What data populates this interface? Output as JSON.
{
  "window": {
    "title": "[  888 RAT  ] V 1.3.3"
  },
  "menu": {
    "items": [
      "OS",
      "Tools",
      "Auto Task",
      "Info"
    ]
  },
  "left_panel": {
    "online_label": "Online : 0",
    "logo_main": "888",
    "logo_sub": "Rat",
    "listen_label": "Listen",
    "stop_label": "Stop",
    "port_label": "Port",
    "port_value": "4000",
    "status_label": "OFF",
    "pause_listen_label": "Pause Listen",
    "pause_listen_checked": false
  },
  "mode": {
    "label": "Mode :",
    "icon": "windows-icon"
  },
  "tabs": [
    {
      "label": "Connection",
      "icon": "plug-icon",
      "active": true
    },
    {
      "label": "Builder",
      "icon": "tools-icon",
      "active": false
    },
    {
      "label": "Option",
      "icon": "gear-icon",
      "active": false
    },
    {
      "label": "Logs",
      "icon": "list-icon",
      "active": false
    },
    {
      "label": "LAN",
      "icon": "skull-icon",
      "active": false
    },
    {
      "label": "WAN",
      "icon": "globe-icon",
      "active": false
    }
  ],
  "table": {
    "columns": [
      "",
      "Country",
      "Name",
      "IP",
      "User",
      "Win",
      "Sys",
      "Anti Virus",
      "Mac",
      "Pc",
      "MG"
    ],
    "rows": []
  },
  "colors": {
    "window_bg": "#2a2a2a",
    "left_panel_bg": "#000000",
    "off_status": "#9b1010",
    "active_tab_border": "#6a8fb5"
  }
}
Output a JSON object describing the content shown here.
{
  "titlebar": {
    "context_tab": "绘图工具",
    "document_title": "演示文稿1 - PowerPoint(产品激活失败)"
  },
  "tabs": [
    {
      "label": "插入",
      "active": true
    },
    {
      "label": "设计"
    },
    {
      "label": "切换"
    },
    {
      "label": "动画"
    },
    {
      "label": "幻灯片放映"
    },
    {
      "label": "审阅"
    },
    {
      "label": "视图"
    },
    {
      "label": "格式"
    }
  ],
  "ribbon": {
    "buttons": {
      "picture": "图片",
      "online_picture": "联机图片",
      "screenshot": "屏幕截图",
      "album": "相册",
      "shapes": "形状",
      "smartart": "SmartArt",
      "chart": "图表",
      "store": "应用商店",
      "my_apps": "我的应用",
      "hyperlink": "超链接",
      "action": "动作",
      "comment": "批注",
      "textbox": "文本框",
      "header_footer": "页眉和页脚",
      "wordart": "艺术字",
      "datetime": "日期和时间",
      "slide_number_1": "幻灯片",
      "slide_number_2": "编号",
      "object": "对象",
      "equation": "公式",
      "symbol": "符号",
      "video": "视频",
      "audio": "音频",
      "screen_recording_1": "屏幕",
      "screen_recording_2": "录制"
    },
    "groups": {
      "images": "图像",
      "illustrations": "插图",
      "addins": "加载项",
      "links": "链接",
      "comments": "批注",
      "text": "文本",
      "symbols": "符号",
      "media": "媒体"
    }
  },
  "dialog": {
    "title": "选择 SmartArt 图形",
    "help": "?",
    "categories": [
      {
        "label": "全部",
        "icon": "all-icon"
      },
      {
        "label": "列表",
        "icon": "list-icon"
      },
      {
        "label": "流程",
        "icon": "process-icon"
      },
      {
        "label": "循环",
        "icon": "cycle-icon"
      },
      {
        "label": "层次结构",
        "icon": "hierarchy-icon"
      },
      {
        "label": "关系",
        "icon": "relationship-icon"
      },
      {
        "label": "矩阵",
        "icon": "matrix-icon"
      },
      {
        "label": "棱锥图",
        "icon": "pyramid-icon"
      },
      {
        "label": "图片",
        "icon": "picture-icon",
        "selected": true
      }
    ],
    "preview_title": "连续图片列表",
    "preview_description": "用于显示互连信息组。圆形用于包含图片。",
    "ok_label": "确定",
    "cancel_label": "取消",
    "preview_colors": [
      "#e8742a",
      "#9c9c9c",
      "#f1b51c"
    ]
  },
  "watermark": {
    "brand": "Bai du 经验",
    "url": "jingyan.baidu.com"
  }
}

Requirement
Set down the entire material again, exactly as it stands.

Written response
What data populates this interface? Output as JSON.
{
  "window": {
    "title": "[  888 RAT  ] V 1.3.3"
  },
  "menu": {
    "items": [
      "OS",
      "Tools",
      "Auto Task",
      "Info"
    ]
  },
  "left_panel": {
    "online_label": "Online : 0",
    "logo_main": "888",
    "logo_sub": "Rat",
    "listen_label": "Listen",
    "stop_label": "Stop",
    "port_label": "Port",
    "port_value": "4000",
    "status_label": "OFF",
    "pause_listen_label": "Pause Listen",
    "pause_listen_checked": false
  },
  "mode": {
    "label": "Mode :",
    "icon": "windows-icon"
  },
  "tabs": [
    {
      "label": "Connection",
      "icon": "plug-icon",
      "active": true
    },
    {
      "label": "Builder",
      "icon": "tools-icon",
      "active": false
    },
    {
      "label": "Option",
      "icon": "gear-icon",
      "active": false
    },
    {
      "label": "Logs",
      "icon": "list-icon",
      "active": false
    },
    {
      "label": "LAN",
      "icon": "skull-icon",
      "active": false
    },
    {
      "label": "WAN",
      "icon": "globe-icon",
      "active": false
    }
  ],
  "table": {
    "columns": [
      "",
      "Country",
      "Name",
      "IP",
      "User",
      "Win",
      "Sys",
      "Anti Virus",
      "Mac",
      "Pc",
      "MG"
    ],
    "rows": []
  },
  "colors": {
    "window_bg": "#2a2a2a",
    "left_panel_bg": "#000000",
    "off_status": "#9b1010",
    "active_tab_border": "#6a8fb5"
  }
}
Output a JSON object describing the content shown here.
{
  "titlebar": {
    "context_tab": "绘图工具",
    "document_title": "演示文稿1 - PowerPoint(产品激活失败)"
  },
  "tabs": [
    {
      "label": "插入",
      "active": true
    },
    {
      "label": "设计"
    },
    {
      "label": "切换"
    },
    {
      "label": "动画"
    },
    {
      "label": "幻灯片放映"
    },
    {
      "label": "审阅"
    },
    {
      "label": "视图"
    },
    {
      "label": "格式"
    }
  ],
  "ribbon": {
    "buttons": {
      "picture": "图片",
      "online_picture": "联机图片",
      "screenshot": "屏幕截图",
      "album": "相册",
      "shapes": "形状",
      "smartart": "SmartArt",
      "chart": "图表",
      "store": "应用商店",
      "my_apps": "我的应用",
      "hyperlink": "超链接",
      "action": "动作",
      "comment": "批注",
      "textbox": "文本框",
      "header_footer": "页眉和页脚",
      "wordart": "艺术字",
      "datetime": "日期和时间",
      "slide_number_1": "幻灯片",
      "slide_number_2": "编号",
      "object": "对象",
      "equation": "公式",
      "symbol": "符号",
      "video": "视频",
      "audio": "音频",
      "screen_recording_1": "屏幕",
      "screen_recording_2": "录制"
    },
    "groups": {
      "images": "图像",
      "illustrations": "插图",
      "addins": "加载项",
      "links": "链接",
      "comments": "批注",
      "text": "文本",
      "symbols": "符号",
      "media": "媒体"
    }
  },
  "dialog": {
    "title": "选择 SmartArt 图形",
    "help": "?",
    "categories": [
      {
        "label": "全部",
        "icon": "all-icon"
      },
      {
        "label": "列表",
        "icon": "list-icon"
      },
      {
        "label": "流程",
        "icon": "process-icon"
      },
      {
        "label": "循环",
        "icon": "cycle-icon"
      },
      {
        "label": "层次结构",
        "icon": "hierarchy-icon"
      },
      {
        "label": "关系",
        "icon": "relationship-icon"
      },
      {
        "label": "矩阵",
        "icon": "matrix-icon"
      },
      {
        "label": "棱锥图",
        "icon": "pyramid-icon"
      },
      {
        "label": "图片",
        "icon": "picture-icon",
        "selected": true
      }
    ],
    "preview_title": "连续图片列表",
    "preview_description": "用于显示互连信息组。圆形用于包含图片。",
    "ok_label": "确定",
    "cancel_label": "取消",
    "preview_colors": [
      "#e8742a",
      "#9c9c9c",
      "#f1b51c"
    ]
  },
  "watermark": {
    "brand": "Bai du 经验",
    "url": "jingyan.baidu.com"
  }
}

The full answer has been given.